> [Source records]:
'''
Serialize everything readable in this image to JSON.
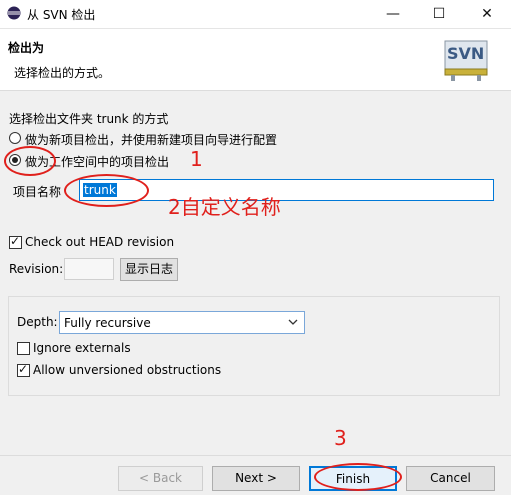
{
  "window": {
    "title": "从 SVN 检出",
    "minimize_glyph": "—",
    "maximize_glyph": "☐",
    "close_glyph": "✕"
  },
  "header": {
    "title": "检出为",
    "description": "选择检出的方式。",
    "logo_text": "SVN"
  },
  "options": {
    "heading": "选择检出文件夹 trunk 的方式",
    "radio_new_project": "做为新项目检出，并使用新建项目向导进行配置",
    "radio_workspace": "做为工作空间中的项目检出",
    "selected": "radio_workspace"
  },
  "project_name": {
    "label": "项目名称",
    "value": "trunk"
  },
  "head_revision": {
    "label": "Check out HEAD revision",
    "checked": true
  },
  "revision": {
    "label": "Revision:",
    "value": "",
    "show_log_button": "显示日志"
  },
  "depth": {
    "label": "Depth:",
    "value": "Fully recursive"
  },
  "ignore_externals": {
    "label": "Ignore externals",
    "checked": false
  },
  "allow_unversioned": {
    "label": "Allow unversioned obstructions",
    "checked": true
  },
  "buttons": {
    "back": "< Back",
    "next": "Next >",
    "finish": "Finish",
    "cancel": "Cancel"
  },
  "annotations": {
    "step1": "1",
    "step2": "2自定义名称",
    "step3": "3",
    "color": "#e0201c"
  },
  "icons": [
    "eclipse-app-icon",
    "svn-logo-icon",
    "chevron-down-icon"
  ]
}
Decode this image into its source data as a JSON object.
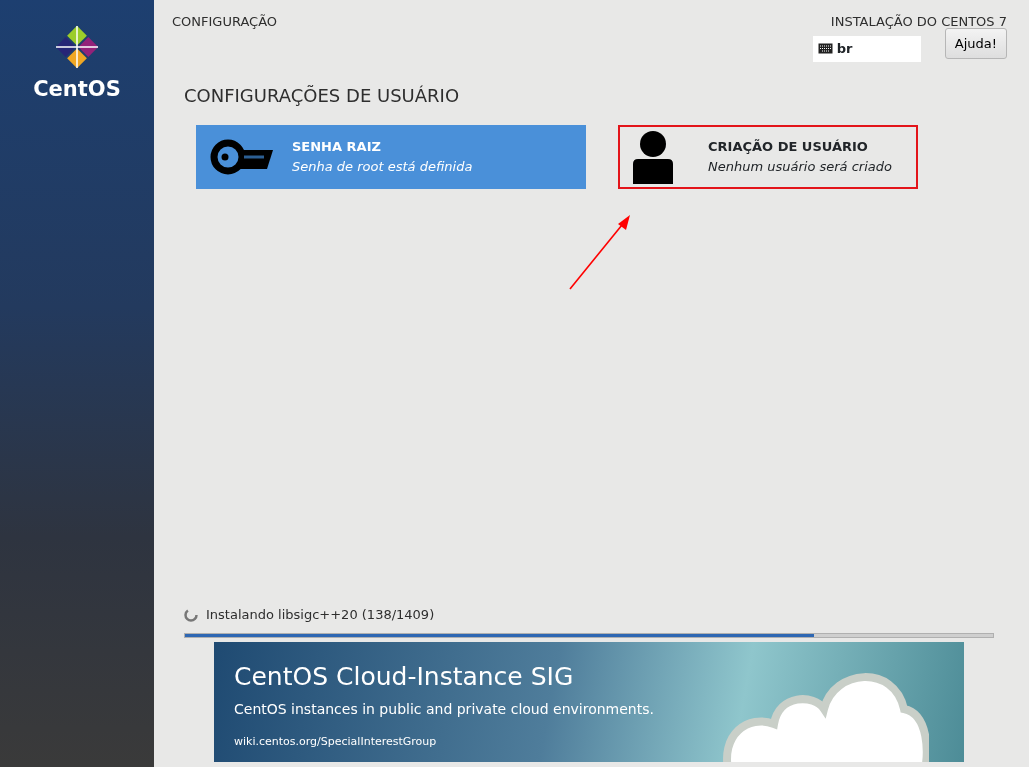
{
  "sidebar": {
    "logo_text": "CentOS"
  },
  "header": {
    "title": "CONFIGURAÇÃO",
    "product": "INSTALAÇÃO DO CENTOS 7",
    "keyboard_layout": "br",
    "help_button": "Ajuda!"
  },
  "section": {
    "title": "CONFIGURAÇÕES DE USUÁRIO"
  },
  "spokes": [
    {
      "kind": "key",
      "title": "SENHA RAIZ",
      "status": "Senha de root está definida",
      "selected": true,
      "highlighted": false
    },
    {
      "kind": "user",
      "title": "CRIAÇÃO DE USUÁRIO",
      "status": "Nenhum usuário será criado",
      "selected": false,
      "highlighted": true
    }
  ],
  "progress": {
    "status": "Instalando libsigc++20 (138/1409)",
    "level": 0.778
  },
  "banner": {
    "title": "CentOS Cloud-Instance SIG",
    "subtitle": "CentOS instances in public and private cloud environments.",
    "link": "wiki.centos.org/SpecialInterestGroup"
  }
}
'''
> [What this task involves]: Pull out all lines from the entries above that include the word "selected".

> [Written answer]:
    "selected": "radio_workspace"
      "selected": true,
      "selected": false,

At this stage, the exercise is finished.